> [What is required]
Copy out all lines from the entries below in which "name" occurs.

Page and application data records
━━━━━━━━━━━━━━━━━━━━━━━━━━━━━━

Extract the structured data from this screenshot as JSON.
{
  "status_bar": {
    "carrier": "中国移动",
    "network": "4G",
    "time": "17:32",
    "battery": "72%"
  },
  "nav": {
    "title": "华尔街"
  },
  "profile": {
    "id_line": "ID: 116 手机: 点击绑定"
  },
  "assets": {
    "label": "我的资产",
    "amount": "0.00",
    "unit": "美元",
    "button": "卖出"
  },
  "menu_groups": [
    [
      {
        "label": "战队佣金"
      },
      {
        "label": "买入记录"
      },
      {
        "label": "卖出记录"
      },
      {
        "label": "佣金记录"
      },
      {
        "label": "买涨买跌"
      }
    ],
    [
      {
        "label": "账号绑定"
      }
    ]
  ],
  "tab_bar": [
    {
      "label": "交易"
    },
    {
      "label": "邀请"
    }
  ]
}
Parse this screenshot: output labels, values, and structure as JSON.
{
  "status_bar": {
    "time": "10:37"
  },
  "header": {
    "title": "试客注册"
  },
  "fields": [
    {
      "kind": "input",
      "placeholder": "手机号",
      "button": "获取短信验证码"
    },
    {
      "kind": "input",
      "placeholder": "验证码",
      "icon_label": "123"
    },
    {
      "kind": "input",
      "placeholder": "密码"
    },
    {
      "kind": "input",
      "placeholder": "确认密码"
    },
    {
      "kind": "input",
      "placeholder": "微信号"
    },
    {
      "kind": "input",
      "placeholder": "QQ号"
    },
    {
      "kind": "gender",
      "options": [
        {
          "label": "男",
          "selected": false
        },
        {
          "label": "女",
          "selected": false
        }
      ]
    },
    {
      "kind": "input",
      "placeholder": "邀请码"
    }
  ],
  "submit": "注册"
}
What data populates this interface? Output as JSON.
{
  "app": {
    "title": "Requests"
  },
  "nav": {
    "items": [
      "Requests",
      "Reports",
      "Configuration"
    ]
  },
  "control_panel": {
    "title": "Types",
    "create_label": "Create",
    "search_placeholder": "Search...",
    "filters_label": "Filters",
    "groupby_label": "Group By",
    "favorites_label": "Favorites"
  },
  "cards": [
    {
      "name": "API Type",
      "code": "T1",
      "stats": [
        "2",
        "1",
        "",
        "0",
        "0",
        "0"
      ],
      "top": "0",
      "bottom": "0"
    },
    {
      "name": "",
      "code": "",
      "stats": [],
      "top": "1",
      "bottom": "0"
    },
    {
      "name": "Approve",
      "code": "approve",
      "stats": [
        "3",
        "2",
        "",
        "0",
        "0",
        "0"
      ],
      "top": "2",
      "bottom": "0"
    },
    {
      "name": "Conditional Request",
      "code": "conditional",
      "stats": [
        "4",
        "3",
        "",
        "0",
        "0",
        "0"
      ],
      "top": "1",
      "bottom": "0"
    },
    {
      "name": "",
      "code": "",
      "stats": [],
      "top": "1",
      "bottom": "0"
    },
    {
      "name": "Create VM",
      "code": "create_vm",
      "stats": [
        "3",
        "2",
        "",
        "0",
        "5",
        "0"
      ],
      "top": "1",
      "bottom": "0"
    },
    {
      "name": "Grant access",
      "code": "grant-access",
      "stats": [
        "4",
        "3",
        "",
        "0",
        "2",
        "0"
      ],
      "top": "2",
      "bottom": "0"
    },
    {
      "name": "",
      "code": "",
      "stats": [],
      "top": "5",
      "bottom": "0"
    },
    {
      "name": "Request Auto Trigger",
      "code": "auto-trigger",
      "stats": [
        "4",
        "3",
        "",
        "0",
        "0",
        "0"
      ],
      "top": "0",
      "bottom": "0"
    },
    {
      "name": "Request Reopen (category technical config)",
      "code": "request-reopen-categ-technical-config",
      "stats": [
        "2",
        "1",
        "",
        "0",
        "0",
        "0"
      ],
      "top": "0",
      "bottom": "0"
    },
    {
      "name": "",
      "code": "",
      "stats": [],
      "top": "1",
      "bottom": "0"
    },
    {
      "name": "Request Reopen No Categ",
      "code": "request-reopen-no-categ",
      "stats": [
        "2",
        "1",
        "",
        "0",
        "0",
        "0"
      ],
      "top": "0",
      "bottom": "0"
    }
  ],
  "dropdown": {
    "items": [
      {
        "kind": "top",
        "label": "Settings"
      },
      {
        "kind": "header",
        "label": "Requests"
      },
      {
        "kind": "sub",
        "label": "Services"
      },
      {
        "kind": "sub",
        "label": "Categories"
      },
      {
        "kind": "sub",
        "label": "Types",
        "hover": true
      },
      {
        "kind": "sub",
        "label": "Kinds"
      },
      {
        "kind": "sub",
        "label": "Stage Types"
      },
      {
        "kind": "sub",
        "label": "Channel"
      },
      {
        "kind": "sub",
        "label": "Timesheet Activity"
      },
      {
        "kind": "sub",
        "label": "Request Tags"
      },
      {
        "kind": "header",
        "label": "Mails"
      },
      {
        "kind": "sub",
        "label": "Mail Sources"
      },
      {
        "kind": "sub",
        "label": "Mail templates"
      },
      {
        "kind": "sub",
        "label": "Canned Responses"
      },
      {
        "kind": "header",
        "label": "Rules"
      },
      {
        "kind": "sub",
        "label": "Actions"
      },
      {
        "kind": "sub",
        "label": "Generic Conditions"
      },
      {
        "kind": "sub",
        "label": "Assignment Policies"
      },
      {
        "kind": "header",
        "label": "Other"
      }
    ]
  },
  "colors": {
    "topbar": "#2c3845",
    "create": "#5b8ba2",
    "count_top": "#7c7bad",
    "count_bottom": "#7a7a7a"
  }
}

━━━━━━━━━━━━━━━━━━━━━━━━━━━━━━

> [Result]
      "name": "API Type",
      "name": "",
      "name": "Approve",
      "name": "Conditional Request",
      "name": "",
      "name": "Create VM",
      "name": "Grant access",
      "name": "",
      "name": "Request Auto Trigger",
      "name": "Request Reopen (category technical config)",
      "name": "",
      "name": "Request Reopen No Categ",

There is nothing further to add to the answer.